■ **EXERCISE PROMPT**:
These records must be written out again exactly.

■ **EXERCISE INPUT**:

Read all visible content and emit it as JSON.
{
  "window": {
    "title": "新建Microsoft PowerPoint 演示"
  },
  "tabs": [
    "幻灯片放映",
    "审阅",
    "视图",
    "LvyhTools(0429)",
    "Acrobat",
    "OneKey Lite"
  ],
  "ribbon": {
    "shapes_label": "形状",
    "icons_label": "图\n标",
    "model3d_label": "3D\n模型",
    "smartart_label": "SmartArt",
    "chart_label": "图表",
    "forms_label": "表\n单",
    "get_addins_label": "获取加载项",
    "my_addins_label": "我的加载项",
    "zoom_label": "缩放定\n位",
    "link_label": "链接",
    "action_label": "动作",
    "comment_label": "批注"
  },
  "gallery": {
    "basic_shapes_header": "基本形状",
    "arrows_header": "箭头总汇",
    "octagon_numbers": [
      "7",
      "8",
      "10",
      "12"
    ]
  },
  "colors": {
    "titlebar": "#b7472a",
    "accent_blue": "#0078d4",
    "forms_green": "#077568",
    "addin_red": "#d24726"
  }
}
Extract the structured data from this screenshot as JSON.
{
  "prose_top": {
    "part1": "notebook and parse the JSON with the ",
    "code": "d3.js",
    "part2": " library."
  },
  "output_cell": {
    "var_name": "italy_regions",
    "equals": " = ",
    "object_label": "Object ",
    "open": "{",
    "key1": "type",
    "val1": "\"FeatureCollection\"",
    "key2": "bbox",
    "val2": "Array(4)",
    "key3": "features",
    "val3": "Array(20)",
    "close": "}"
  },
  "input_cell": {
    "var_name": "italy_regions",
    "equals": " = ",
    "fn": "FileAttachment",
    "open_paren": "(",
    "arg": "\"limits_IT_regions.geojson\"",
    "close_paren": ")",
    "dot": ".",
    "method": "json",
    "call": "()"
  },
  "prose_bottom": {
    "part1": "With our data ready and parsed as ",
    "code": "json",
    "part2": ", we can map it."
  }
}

■ **EXERCISE ANSWER**:
Read all visible content and emit it as JSON.
{
  "window": {
    "title": "新建Microsoft PowerPoint 演示"
  },
  "tabs": [
    "幻灯片放映",
    "审阅",
    "视图",
    "LvyhTools(0429)",
    "Acrobat",
    "OneKey Lite"
  ],
  "ribbon": {
    "shapes_label": "形状",
    "icons_label": "图\n标",
    "model3d_label": "3D\n模型",
    "smartart_label": "SmartArt",
    "chart_label": "图表",
    "forms_label": "表\n单",
    "get_addins_label": "获取加载项",
    "my_addins_label": "我的加载项",
    "zoom_label": "缩放定\n位",
    "link_label": "链接",
    "action_label": "动作",
    "comment_label": "批注"
  },
  "gallery": {
    "basic_shapes_header": "基本形状",
    "arrows_header": "箭头总汇",
    "octagon_numbers": [
      "7",
      "8",
      "10",
      "12"
    ]
  },
  "colors": {
    "titlebar": "#b7472a",
    "accent_blue": "#0078d4",
    "forms_green": "#077568",
    "addin_red": "#d24726"
  }
}
Extract the structured data from this screenshot as JSON.
{
  "prose_top": {
    "part1": "notebook and parse the JSON with the ",
    "code": "d3.js",
    "part2": " library."
  },
  "output_cell": {
    "var_name": "italy_regions",
    "equals": " = ",
    "object_label": "Object ",
    "open": "{",
    "key1": "type",
    "val1": "\"FeatureCollection\"",
    "key2": "bbox",
    "val2": "Array(4)",
    "key3": "features",
    "val3": "Array(20)",
    "close": "}"
  },
  "input_cell": {
    "var_name": "italy_regions",
    "equals": " = ",
    "fn": "FileAttachment",
    "open_paren": "(",
    "arg": "\"limits_IT_regions.geojson\"",
    "close_paren": ")",
    "dot": ".",
    "method": "json",
    "call": "()"
  },
  "prose_bottom": {
    "part1": "With our data ready and parsed as ",
    "code": "json",
    "part2": ", we can map it."
  }
}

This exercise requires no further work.